On 14 July, it was announced that they had been relegated to Serie B with a seven-point penalty for their supposed involvement in match-fixing scandal. The club's appeal was successful and in a judgment released on 25 July, Lazio's penalty was reduced to an 11-point deduction in the following Serie A season (subsequently further reduced to three points) and a 30-point deduction in the previous Serie A season, resulting in the loss of their qualification to the 2006–07 UEFA Cup.

Despite a later-reduced points deduction, Lazio achieved a third-place finish in the 2006–07 Serie A, just falling short of breaking the club record for games won in succession; the current squad racked up eight wins in a row, compared to the 2000 Scudetto-winning squad which set the record of nine-straight victories.

In the 2007–08 and 2008–09 seasons, Lazio finished in 12th and 10th place respectively, winning the Coppa Italia on 13 May 2009.

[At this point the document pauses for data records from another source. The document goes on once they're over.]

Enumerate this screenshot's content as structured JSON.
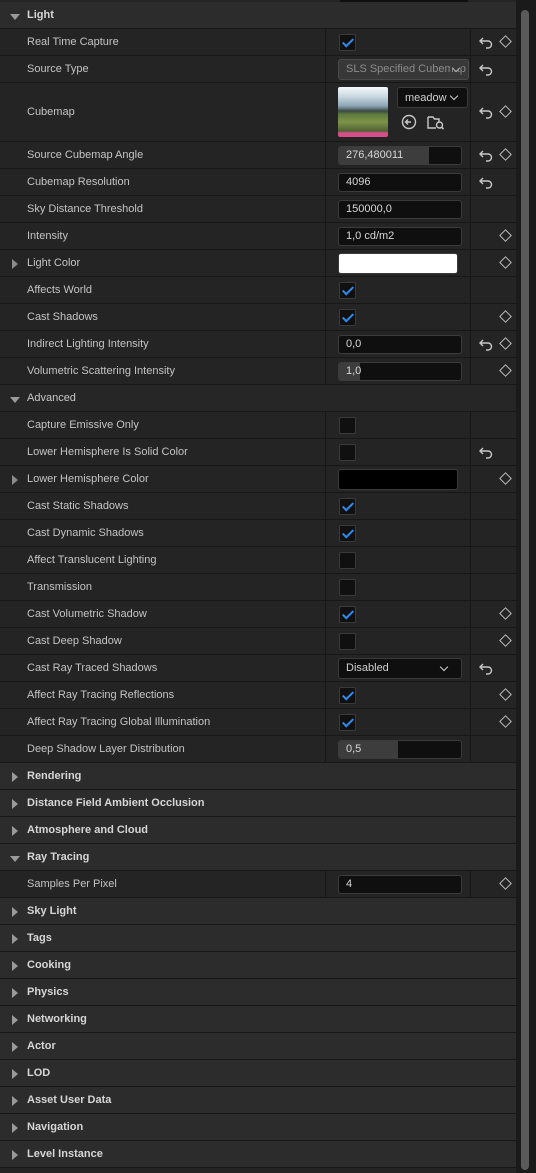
{
  "light": {
    "title": "Light",
    "real_time_capture": {
      "label": "Real Time Capture",
      "checked": true
    },
    "source_type": {
      "label": "Source Type",
      "value": "SLS Specified Cubemap"
    },
    "cubemap": {
      "label": "Cubemap",
      "asset": "meadow"
    },
    "source_cubemap_angle": {
      "label": "Source Cubemap Angle",
      "value": "276,480011",
      "fill": 0.74
    },
    "cubemap_resolution": {
      "label": "Cubemap Resolution",
      "value": "4096"
    },
    "sky_distance_threshold": {
      "label": "Sky Distance Threshold",
      "value": "150000,0"
    },
    "intensity": {
      "label": "Intensity",
      "value": "1,0 cd/m2"
    },
    "light_color": {
      "label": "Light Color",
      "color": "#ffffff"
    },
    "affects_world": {
      "label": "Affects World",
      "checked": true
    },
    "cast_shadows": {
      "label": "Cast Shadows",
      "checked": true
    },
    "indirect_lighting_intensity": {
      "label": "Indirect Lighting Intensity",
      "value": "0,0"
    },
    "volumetric_scattering_intensity": {
      "label": "Volumetric Scattering Intensity",
      "value": "1,0",
      "fill": 0.17
    }
  },
  "advanced": {
    "title": "Advanced",
    "capture_emissive_only": {
      "label": "Capture Emissive Only",
      "checked": false
    },
    "lower_hemisphere_solid": {
      "label": "Lower Hemisphere Is Solid Color",
      "checked": false
    },
    "lower_hemisphere_color": {
      "label": "Lower Hemisphere Color",
      "color": "#000000"
    },
    "cast_static_shadows": {
      "label": "Cast Static Shadows",
      "checked": true
    },
    "cast_dynamic_shadows": {
      "label": "Cast Dynamic Shadows",
      "checked": true
    },
    "affect_translucent_lighting": {
      "label": "Affect Translucent Lighting",
      "checked": false
    },
    "transmission": {
      "label": "Transmission",
      "checked": false
    },
    "cast_volumetric_shadow": {
      "label": "Cast Volumetric Shadow",
      "checked": true
    },
    "cast_deep_shadow": {
      "label": "Cast Deep Shadow",
      "checked": false
    },
    "cast_ray_traced_shadows": {
      "label": "Cast Ray Traced Shadows",
      "value": "Disabled"
    },
    "affect_rt_reflections": {
      "label": "Affect Ray Tracing Reflections",
      "checked": true
    },
    "affect_rt_gi": {
      "label": "Affect Ray Tracing Global Illumination",
      "checked": true
    },
    "deep_shadow_layer_distribution": {
      "label": "Deep Shadow Layer Distribution",
      "value": "0,5",
      "fill": 0.48
    }
  },
  "categories": {
    "rendering": "Rendering",
    "dfao": "Distance Field Ambient Occlusion",
    "atmosphere": "Atmosphere and Cloud",
    "ray_tracing": "Ray Tracing",
    "sky_light": "Sky Light",
    "tags": "Tags",
    "cooking": "Cooking",
    "physics": "Physics",
    "networking": "Networking",
    "actor": "Actor",
    "lod": "LOD",
    "asset_user_data": "Asset User Data",
    "navigation": "Navigation",
    "level_instance": "Level Instance"
  },
  "ray_tracing": {
    "samples_per_pixel": {
      "label": "Samples Per Pixel",
      "value": "4"
    }
  },
  "icons": {
    "reset": "reset-to-default-icon",
    "keyframe": "keyframe-diamond-icon",
    "use_selected": "use-selected-asset-icon",
    "browse": "browse-asset-icon"
  },
  "colors": {
    "checkbox_accent": "#2e8cf0"
  }
}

Lazio started its 2009–10 season contesting the Supercoppa Italiana against Internazionale in Beijing, winning the match 2–1 through goals from Matuzalém and Tommaso Rocchi.

Lazio won the 2012–13 Coppa Italia 1–0 over rivals Roma with the lone goal from Senad Lulić.[6]


  1. ^ Luigi Bigiarelli, a non-commissioned officer in the Bersaglieri, Giacomo Bigiarelli, Odoacre Aloisi, Arturo Balestrieri, Alceste Grifoni, Giulio Lefevre, Galileo Massa, Alberto Mesones, Enrico Venier.
  2. ^ "Amílcar" (in Portuguese). Pelé.net. Retrieved 2008-11-27. 
  3. ^ "Silvio Piola". cronologia.leonardo.it (in Italian). Retrieved 2008-06-07. 
  4. ^ "Italy 1963/64". RSSSF. Retrieved 2008-06-15. 
  5. ^ Capone, Antonello (3 February 2000). "Da oggi la Roma è quotata in Borsa". La Gazzetta dello Sport. Retrieved 14 October 2008. 
  6. ^ "Roma-Lazio 0-1, decide un gol di Lulic. Biancocelesti in Europa" (in Italian). La Gazzetta della Sport. 26 May 2013. Retrieved 2 February 2017. 

See also[edit]